The Insolvency Service has recently published statistics of individual insolvencies by location, age and gender for England & Wales showing trends from 2000 to 2017. Nationally, the figures show that bankruptcies per 10,000 of the adult population have fallen each year since the recession of around 10 years ago but that decline has stalled with 2016 and 2017 both seeing 3.3 per 10,000 adults going bankrupt.
However, the regional statistics make more grim reading for the South West, which had the second highest total bankruptcies per region in 2017, with 3.9 per 10,000 adults becoming bankrupt, being an increase on the previous year and above the national average.
The picture of new bankruptcies becomes even more concerning for the South West region when looking closer at local authority districts:
The table shows that three of the four highest bankruptcy rate districts in England and Wales are in Devon, with the mostly rural West Devon (from Yelverton up to Hatherleigh) topping the table at around double the national average. There were 30 new bankruptcy cases in 2017 in that sparsely-populated district of around 45,500 people equating to 6.6 per 10,000 of the adult population. West Devon even beats Torbay, formerly known as the bankruptcy capital of the country, and is in stark contrast to the district of Chiltern (in Buckinghamshire) with a population of around 75,000 and ‘only’ 12 new bankruptcies. Also, contrast the city of Plymouth which saw more than twice as many bankruptcies as the cities of Oxford and Cambridge combined.
Personal insolvency rates as a whole for the region are higher than the national average. Personal insolvency includes individual voluntary arrangements (IVAs) and Debt Relief Orders (DROs) as well as bankruptcies. In 2017, the insolvency rate in England and Wales was 21.4 insolvencies per 10,000 adults, an increase from 19.7 the previous year. However, the rate for the South West was 24.8, in comparison to London which has the lowest rate of 14.1.
The local authority districts of Plymouth and Torbay show very high levels of insolvency, around twice the national average, at 40.4 and 37.1 per 10,000 adults respectively, with a combined 1,258 new insolvencies in 2017. This is contrast to some London boroughs with nine per 10,000 adults entering formal insolvency.
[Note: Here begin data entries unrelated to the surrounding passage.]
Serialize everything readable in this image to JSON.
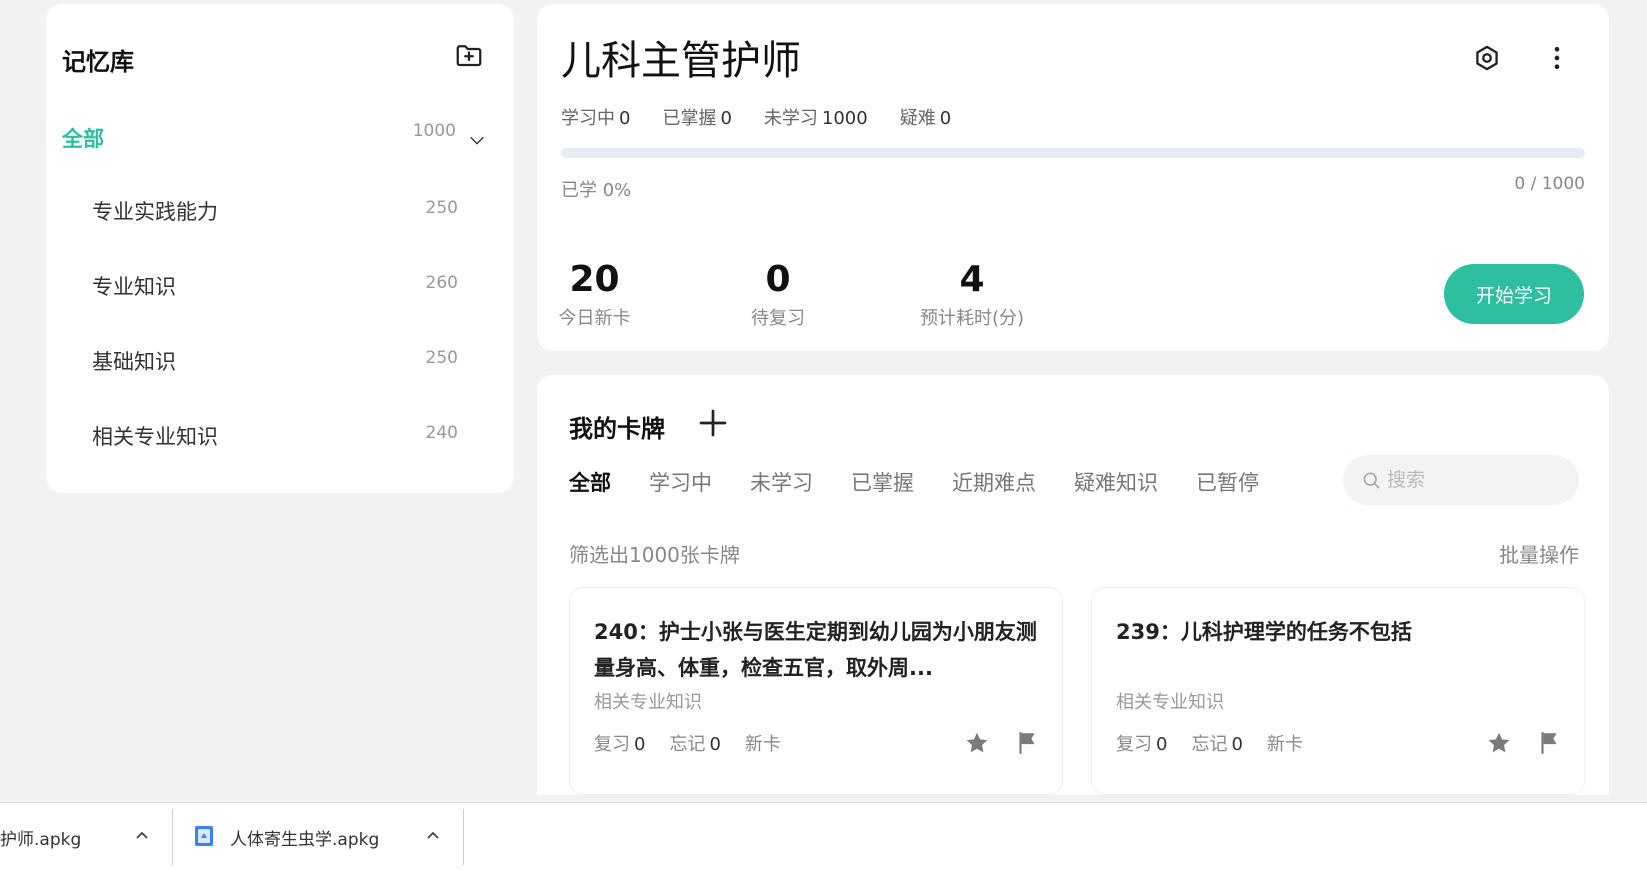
{
  "sidebar": {
    "title": "记忆库",
    "all": {
      "label": "全部",
      "count": "1000"
    },
    "decks": [
      {
        "label": "专业实践能力",
        "count": "250"
      },
      {
        "label": "专业知识",
        "count": "260"
      },
      {
        "label": "基础知识",
        "count": "250"
      },
      {
        "label": "相关专业知识",
        "count": "240"
      }
    ]
  },
  "deck": {
    "title": "儿科主管护师",
    "stats": {
      "learning_label": "学习中",
      "learning": "0",
      "mastered_label": "已掌握",
      "mastered": "0",
      "unlearned_label": "未学习",
      "unlearned": "1000",
      "difficult_label": "疑难",
      "difficult": "0"
    },
    "progress_label": "已学 0%",
    "progress_fraction": 0,
    "progress_count": "0 / 1000",
    "today_new": {
      "value": "20",
      "label": "今日新卡"
    },
    "to_review": {
      "value": "0",
      "label": "待复习"
    },
    "est_minutes": {
      "value": "4",
      "label": "预计耗时(分)"
    },
    "start_label": "开始学习",
    "accent_color": "#2dbf9f"
  },
  "cards": {
    "title": "我的卡牌",
    "tabs": [
      "全部",
      "学习中",
      "未学习",
      "已掌握",
      "近期难点",
      "疑难知识",
      "已暂停"
    ],
    "search_placeholder": "搜索",
    "filter_summary": "筛选出1000张卡牌",
    "batch_label": "批量操作",
    "items": [
      {
        "question": "240：护士小张与医生定期到幼儿园为小朋友测量身高、体重，检查五官，取外周...",
        "category": "相关专业知识",
        "review_label": "复习",
        "review": "0",
        "forget_label": "忘记",
        "forget": "0",
        "status": "新卡"
      },
      {
        "question": "239：儿科护理学的任务不包括",
        "category": "相关专业知识",
        "review_label": "复习",
        "review": "0",
        "forget_label": "忘记",
        "forget": "0",
        "status": "新卡"
      }
    ]
  },
  "downloads": [
    {
      "filename": "护师.apkg"
    },
    {
      "filename": "人体寄生虫学.apkg"
    }
  ]
}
So, why is the South West showing higher insolvency rates than most other regions of the country, even this long after the recession? According to a 2014 interview with charity, Debt Support Trust, more tourist-oriented regions can feel the effects of a recession for longer because they are reliant on the spending habits of those outside the region. This, in particular, could be affecting Torbay. On top of that, the more seaside towns and rural areas do not feel the effects of rejuvenation as rapidly as more urban areas – everything progresses slower.
Even though the weakened pound has meant that more holidaymakers may have stayed in the UK rather than go abroad, the region as a whole has been struggling to recover from decades of decline in coastal industries with seasonal tourism being hit by ever cheaper flights and package holidays. The combined result of fewer visitors and lower incomes means that employment has declined, with many jobs being only seasonal and/or low-paid, leading to a downward cycle of debt. Stuart Carmichael, of the Debt Support Trust said that “It takes about seven years after someone has lost their job for them to reach breaking point – it is a long cycle in which the debt slowly builds up.”
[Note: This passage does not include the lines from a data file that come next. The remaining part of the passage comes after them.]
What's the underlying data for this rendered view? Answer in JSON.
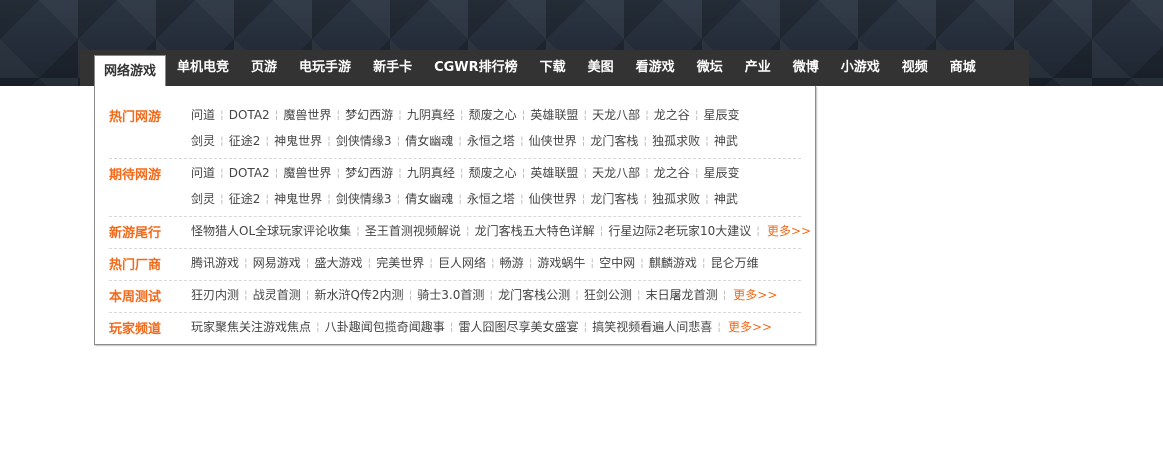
{
  "nav": {
    "items": [
      "网络游戏",
      "单机电竞",
      "页游",
      "电玩手游",
      "新手卡",
      "CGWR排行榜",
      "下载",
      "美图",
      "看游戏",
      "微坛",
      "产业",
      "微博",
      "小游戏",
      "视频",
      "商城"
    ]
  },
  "dropdown": {
    "hot": {
      "title": "热门网游",
      "line1": [
        "问道",
        "DOTA2",
        "魔兽世界",
        "梦幻西游",
        "九阴真经",
        "颓废之心",
        "英雄联盟",
        "天龙八部",
        "龙之谷",
        "星辰变"
      ],
      "line2": [
        "剑灵",
        "征途2",
        "神鬼世界",
        "剑侠情缘3",
        "倩女幽魂",
        "永恒之塔",
        "仙侠世界",
        "龙门客栈",
        "独孤求败",
        "神武"
      ]
    },
    "upcoming": {
      "title": "期待网游",
      "line1": [
        "问道",
        "DOTA2",
        "魔兽世界",
        "梦幻西游",
        "九阴真经",
        "颓废之心",
        "英雄联盟",
        "天龙八部",
        "龙之谷",
        "星辰变"
      ],
      "line2": [
        "剑灵",
        "征途2",
        "神鬼世界",
        "剑侠情缘3",
        "倩女幽魂",
        "永恒之塔",
        "仙侠世界",
        "龙门客栈",
        "独孤求败",
        "神武"
      ]
    },
    "newgames": {
      "title": "新游尾行",
      "links": [
        "怪物猎人OL全球玩家评论收集",
        "圣王首测视频解说",
        "龙门客栈五大特色详解",
        "行星边际2老玩家10大建议"
      ],
      "more": "更多>>"
    },
    "vendors": {
      "title": "热门厂商",
      "links": [
        "腾讯游戏",
        "网易游戏",
        "盛大游戏",
        "完美世界",
        "巨人网络",
        "畅游",
        "游戏蜗牛",
        "空中网",
        "麒麟游戏",
        "昆仑万维"
      ]
    },
    "weekly": {
      "title": "本周测试",
      "links": [
        "狂刃内测",
        "战灵首测",
        "新水浒Q传2内测",
        "骑士3.0首测",
        "龙门客栈公测",
        "狂剑公测",
        "末日屠龙首测"
      ],
      "more": "更多>>"
    },
    "players": {
      "title": "玩家频道",
      "links": [
        "玩家聚焦关注游戏焦点",
        "八卦趣闻包揽奇闻趣事",
        "雷人囧图尽享美女盛宴",
        "搞笑视频看遍人间悲喜"
      ],
      "more": "更多>>"
    }
  }
}
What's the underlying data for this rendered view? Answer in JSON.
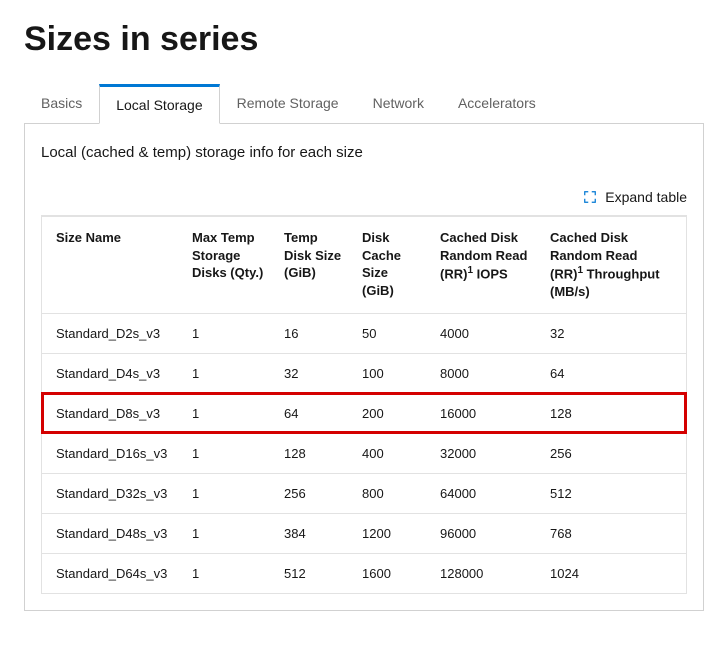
{
  "title": "Sizes in series",
  "tabs": {
    "basics": "Basics",
    "local_storage": "Local Storage",
    "remote_storage": "Remote Storage",
    "network": "Network",
    "accelerators": "Accelerators"
  },
  "panel": {
    "description": "Local (cached & temp) storage info for each size",
    "expand_label": "Expand table"
  },
  "table": {
    "headers": {
      "size_name": "Size Name",
      "max_temp_disks": "Max Temp Storage Disks (Qty.)",
      "temp_disk_size": "Temp Disk Size (GiB)",
      "disk_cache_size": "Disk Cache Size (GiB)",
      "cached_iops_pre": "Cached Disk Random Read (RR)",
      "cached_iops_post": " IOPS",
      "cached_tp_pre": "Cached Disk Random Read (RR)",
      "cached_tp_post": " Throughput (MB/s)",
      "sup": "1"
    },
    "rows": [
      {
        "size_name": "Standard_D2s_v3",
        "qty": "1",
        "temp": "16",
        "cache": "50",
        "iops": "4000",
        "tp": "32",
        "highlight": false
      },
      {
        "size_name": "Standard_D4s_v3",
        "qty": "1",
        "temp": "32",
        "cache": "100",
        "iops": "8000",
        "tp": "64",
        "highlight": false
      },
      {
        "size_name": "Standard_D8s_v3",
        "qty": "1",
        "temp": "64",
        "cache": "200",
        "iops": "16000",
        "tp": "128",
        "highlight": true
      },
      {
        "size_name": "Standard_D16s_v3",
        "qty": "1",
        "temp": "128",
        "cache": "400",
        "iops": "32000",
        "tp": "256",
        "highlight": false
      },
      {
        "size_name": "Standard_D32s_v3",
        "qty": "1",
        "temp": "256",
        "cache": "800",
        "iops": "64000",
        "tp": "512",
        "highlight": false
      },
      {
        "size_name": "Standard_D48s_v3",
        "qty": "1",
        "temp": "384",
        "cache": "1200",
        "iops": "96000",
        "tp": "768",
        "highlight": false
      },
      {
        "size_name": "Standard_D64s_v3",
        "qty": "1",
        "temp": "512",
        "cache": "1600",
        "iops": "128000",
        "tp": "1024",
        "highlight": false
      }
    ]
  }
}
According to Jeremy Willmont, Head of Moore Stephens UK Restructuring, “Personal debt in many British seaside towns shows no sign of improving” and that “people living in these towns continue to fall into insolvency as the coastal economy fails to keep up with the rest of the country”. Therefore, local people in these situations could be left with little or no spare cash to cover essential living expenses and end up taking out new loans or credit cards to keep existing lenders at bay eventually becoming trapped in a relentless cycle of debt. Therefore, for many, the inevitable result is bankruptcy or another form of insolvency. Furthermore, as the economy along the coast declines, unemployment could worsen and, as Jeremy Willmont points out, “this may result in many more highly educated millennials relocating to larger cities, deterring new employers from relocating to the area”.
If you or your business need any advice on any of the above or cash flow problems, please call the PKF Francis Clark Business Recovery team who can help on 01392 667000 to arrange a free, no obligation, initial meeting.